---------- Input ----------
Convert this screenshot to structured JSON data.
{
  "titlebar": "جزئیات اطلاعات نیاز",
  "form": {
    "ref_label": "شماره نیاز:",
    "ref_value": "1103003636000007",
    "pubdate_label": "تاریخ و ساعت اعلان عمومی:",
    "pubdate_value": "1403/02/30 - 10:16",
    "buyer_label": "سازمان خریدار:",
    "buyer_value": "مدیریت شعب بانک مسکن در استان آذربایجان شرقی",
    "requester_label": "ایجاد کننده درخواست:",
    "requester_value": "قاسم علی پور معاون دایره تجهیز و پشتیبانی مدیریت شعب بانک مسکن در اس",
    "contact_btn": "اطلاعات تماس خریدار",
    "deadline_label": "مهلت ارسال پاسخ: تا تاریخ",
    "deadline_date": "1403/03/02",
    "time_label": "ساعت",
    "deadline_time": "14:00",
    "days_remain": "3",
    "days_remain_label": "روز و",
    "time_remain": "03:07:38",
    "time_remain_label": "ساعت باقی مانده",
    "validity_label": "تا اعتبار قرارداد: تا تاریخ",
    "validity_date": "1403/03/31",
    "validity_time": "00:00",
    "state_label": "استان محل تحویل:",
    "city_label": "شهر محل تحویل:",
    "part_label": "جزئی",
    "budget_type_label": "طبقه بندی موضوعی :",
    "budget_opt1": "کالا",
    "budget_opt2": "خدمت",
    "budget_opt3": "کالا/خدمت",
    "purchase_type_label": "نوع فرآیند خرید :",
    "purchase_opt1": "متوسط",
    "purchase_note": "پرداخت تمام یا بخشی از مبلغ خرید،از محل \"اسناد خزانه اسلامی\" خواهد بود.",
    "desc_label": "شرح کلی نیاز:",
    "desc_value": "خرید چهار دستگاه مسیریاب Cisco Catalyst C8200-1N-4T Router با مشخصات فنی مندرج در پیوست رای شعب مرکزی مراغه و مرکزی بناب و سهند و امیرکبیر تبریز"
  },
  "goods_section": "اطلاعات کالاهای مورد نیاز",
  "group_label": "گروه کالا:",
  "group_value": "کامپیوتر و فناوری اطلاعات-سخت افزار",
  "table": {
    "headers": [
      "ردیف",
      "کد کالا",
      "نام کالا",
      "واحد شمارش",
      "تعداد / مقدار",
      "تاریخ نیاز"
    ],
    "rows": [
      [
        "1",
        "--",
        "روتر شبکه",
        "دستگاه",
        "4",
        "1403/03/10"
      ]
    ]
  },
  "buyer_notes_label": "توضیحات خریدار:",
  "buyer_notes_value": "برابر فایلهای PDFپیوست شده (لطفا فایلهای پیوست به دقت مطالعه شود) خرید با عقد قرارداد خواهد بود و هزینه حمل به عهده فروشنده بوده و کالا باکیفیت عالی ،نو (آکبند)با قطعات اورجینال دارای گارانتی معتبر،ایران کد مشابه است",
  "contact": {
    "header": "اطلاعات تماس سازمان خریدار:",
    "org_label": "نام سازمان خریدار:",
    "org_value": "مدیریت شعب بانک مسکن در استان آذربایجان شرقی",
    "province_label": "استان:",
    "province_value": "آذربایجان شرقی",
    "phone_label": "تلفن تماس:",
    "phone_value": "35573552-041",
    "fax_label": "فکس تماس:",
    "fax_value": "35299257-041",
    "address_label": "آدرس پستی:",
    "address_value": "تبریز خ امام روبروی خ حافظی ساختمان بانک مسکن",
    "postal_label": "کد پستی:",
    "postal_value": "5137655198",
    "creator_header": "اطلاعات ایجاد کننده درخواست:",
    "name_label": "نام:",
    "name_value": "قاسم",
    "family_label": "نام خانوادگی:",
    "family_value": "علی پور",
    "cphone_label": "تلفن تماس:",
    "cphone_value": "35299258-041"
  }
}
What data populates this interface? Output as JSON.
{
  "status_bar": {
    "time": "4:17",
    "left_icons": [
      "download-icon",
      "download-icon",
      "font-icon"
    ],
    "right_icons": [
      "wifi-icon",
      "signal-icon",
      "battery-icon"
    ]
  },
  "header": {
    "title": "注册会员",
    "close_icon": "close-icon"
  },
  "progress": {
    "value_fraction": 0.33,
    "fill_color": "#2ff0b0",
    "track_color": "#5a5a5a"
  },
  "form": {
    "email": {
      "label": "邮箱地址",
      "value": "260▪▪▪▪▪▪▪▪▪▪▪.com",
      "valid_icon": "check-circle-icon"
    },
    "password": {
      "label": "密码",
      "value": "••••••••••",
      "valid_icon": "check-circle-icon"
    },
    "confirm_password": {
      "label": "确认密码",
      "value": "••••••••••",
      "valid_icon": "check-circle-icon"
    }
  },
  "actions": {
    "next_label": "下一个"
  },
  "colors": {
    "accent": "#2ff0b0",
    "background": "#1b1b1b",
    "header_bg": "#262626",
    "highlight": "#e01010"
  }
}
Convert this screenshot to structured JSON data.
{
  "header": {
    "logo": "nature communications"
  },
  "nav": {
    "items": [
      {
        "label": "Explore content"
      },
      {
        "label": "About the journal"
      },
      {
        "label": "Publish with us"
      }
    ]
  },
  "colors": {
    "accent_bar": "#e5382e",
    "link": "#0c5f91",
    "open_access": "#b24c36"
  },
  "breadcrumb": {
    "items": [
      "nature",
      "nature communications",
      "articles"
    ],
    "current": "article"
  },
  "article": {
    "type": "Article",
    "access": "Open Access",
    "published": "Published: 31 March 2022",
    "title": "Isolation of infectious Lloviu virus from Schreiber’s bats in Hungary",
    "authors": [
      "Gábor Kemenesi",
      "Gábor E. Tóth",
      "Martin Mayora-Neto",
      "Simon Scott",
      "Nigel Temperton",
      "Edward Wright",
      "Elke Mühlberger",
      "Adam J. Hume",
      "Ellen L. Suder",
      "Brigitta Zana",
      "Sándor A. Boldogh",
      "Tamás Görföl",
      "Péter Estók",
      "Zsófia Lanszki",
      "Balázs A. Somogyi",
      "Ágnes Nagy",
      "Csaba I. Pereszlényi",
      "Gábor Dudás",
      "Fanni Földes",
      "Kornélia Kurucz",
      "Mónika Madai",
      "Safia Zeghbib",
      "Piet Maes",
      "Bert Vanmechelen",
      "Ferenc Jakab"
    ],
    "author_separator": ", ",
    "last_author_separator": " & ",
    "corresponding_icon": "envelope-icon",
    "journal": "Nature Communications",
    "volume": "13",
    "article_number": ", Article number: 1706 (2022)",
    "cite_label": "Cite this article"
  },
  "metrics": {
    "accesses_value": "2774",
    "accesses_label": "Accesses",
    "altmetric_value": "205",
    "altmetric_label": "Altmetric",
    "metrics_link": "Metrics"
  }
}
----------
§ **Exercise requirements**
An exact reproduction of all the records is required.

§ **Response box**
Convert this screenshot to structured JSON data.
{
  "titlebar": "جزئیات اطلاعات نیاز",
  "form": {
    "ref_label": "شماره نیاز:",
    "ref_value": "1103003636000007",
    "pubdate_label": "تاریخ و ساعت اعلان عمومی:",
    "pubdate_value": "1403/02/30 - 10:16",
    "buyer_label": "سازمان خریدار:",
    "buyer_value": "مدیریت شعب بانک مسکن در استان آذربایجان شرقی",
    "requester_label": "ایجاد کننده درخواست:",
    "requester_value": "قاسم علی پور معاون دایره تجهیز و پشتیبانی مدیریت شعب بانک مسکن در اس",
    "contact_btn": "اطلاعات تماس خریدار",
    "deadline_label": "مهلت ارسال پاسخ: تا تاریخ",
    "deadline_date": "1403/03/02",
    "time_label": "ساعت",
    "deadline_time": "14:00",
    "days_remain": "3",
    "days_remain_label": "روز و",
    "time_remain": "03:07:38",
    "time_remain_label": "ساعت باقی مانده",
    "validity_label": "تا اعتبار قرارداد: تا تاریخ",
    "validity_date": "1403/03/31",
    "validity_time": "00:00",
    "state_label": "استان محل تحویل:",
    "city_label": "شهر محل تحویل:",
    "part_label": "جزئی",
    "budget_type_label": "طبقه بندی موضوعی :",
    "budget_opt1": "کالا",
    "budget_opt2": "خدمت",
    "budget_opt3": "کالا/خدمت",
    "purchase_type_label": "نوع فرآیند خرید :",
    "purchase_opt1": "متوسط",
    "purchase_note": "پرداخت تمام یا بخشی از مبلغ خرید،از محل \"اسناد خزانه اسلامی\" خواهد بود.",
    "desc_label": "شرح کلی نیاز:",
    "desc_value": "خرید چهار دستگاه مسیریاب Cisco Catalyst C8200-1N-4T Router با مشخصات فنی مندرج در پیوست رای شعب مرکزی مراغه و مرکزی بناب و سهند و امیرکبیر تبریز"
  },
  "goods_section": "اطلاعات کالاهای مورد نیاز",
  "group_label": "گروه کالا:",
  "group_value": "کامپیوتر و فناوری اطلاعات-سخت افزار",
  "table": {
    "headers": [
      "ردیف",
      "کد کالا",
      "نام کالا",
      "واحد شمارش",
      "تعداد / مقدار",
      "تاریخ نیاز"
    ],
    "rows": [
      [
        "1",
        "--",
        "روتر شبکه",
        "دستگاه",
        "4",
        "1403/03/10"
      ]
    ]
  },
  "buyer_notes_label": "توضیحات خریدار:",
  "buyer_notes_value": "برابر فایلهای PDFپیوست شده (لطفا فایلهای پیوست به دقت مطالعه شود) خرید با عقد قرارداد خواهد بود و هزینه حمل به عهده فروشنده بوده و کالا باکیفیت عالی ،نو (آکبند)با قطعات اورجینال دارای گارانتی معتبر،ایران کد مشابه است",
  "contact": {
    "header": "اطلاعات تماس سازمان خریدار:",
    "org_label": "نام سازمان خریدار:",
    "org_value": "مدیریت شعب بانک مسکن در استان آذربایجان شرقی",
    "province_label": "استان:",
    "province_value": "آذربایجان شرقی",
    "phone_label": "تلفن تماس:",
    "phone_value": "35573552-041",
    "fax_label": "فکس تماس:",
    "fax_value": "35299257-041",
    "address_label": "آدرس پستی:",
    "address_value": "تبریز خ امام روبروی خ حافظی ساختمان بانک مسکن",
    "postal_label": "کد پستی:",
    "postal_value": "5137655198",
    "creator_header": "اطلاعات ایجاد کننده درخواست:",
    "name_label": "نام:",
    "name_value": "قاسم",
    "family_label": "نام خانوادگی:",
    "family_value": "علی پور",
    "cphone_label": "تلفن تماس:",
    "cphone_value": "35299258-041"
  }
}
What data populates this interface? Output as JSON.
{
  "status_bar": {
    "time": "4:17",
    "left_icons": [
      "download-icon",
      "download-icon",
      "font-icon"
    ],
    "right_icons": [
      "wifi-icon",
      "signal-icon",
      "battery-icon"
    ]
  },
  "header": {
    "title": "注册会员",
    "close_icon": "close-icon"
  },
  "progress": {
    "value_fraction": 0.33,
    "fill_color": "#2ff0b0",
    "track_color": "#5a5a5a"
  },
  "form": {
    "email": {
      "label": "邮箱地址",
      "value": "260▪▪▪▪▪▪▪▪▪▪▪.com",
      "valid_icon": "check-circle-icon"
    },
    "password": {
      "label": "密码",
      "value": "••••••••••",
      "valid_icon": "check-circle-icon"
    },
    "confirm_password": {
      "label": "确认密码",
      "value": "••••••••••",
      "valid_icon": "check-circle-icon"
    }
  },
  "actions": {
    "next_label": "下一个"
  },
  "colors": {
    "accent": "#2ff0b0",
    "background": "#1b1b1b",
    "header_bg": "#262626",
    "highlight": "#e01010"
  }
}
Convert this screenshot to structured JSON data.
{
  "header": {
    "logo": "nature communications"
  },
  "nav": {
    "items": [
      {
        "label": "Explore content"
      },
      {
        "label": "About the journal"
      },
      {
        "label": "Publish with us"
      }
    ]
  },
  "colors": {
    "accent_bar": "#e5382e",
    "link": "#0c5f91",
    "open_access": "#b24c36"
  },
  "breadcrumb": {
    "items": [
      "nature",
      "nature communications",
      "articles"
    ],
    "current": "article"
  },
  "article": {
    "type": "Article",
    "access": "Open Access",
    "published": "Published: 31 March 2022",
    "title": "Isolation of infectious Lloviu virus from Schreiber’s bats in Hungary",
    "authors": [
      "Gábor Kemenesi",
      "Gábor E. Tóth",
      "Martin Mayora-Neto",
      "Simon Scott",
      "Nigel Temperton",
      "Edward Wright",
      "Elke Mühlberger",
      "Adam J. Hume",
      "Ellen L. Suder",
      "Brigitta Zana",
      "Sándor A. Boldogh",
      "Tamás Görföl",
      "Péter Estók",
      "Zsófia Lanszki",
      "Balázs A. Somogyi",
      "Ágnes Nagy",
      "Csaba I. Pereszlényi",
      "Gábor Dudás",
      "Fanni Földes",
      "Kornélia Kurucz",
      "Mónika Madai",
      "Safia Zeghbib",
      "Piet Maes",
      "Bert Vanmechelen",
      "Ferenc Jakab"
    ],
    "author_separator": ", ",
    "last_author_separator": " & ",
    "corresponding_icon": "envelope-icon",
    "journal": "Nature Communications",
    "volume": "13",
    "article_number": ", Article number: 1706 (2022)",
    "cite_label": "Cite this article"
  },
  "metrics": {
    "accesses_value": "2774",
    "accesses_label": "Accesses",
    "altmetric_value": "205",
    "altmetric_label": "Altmetric",
    "metrics_link": "Metrics"
  }
}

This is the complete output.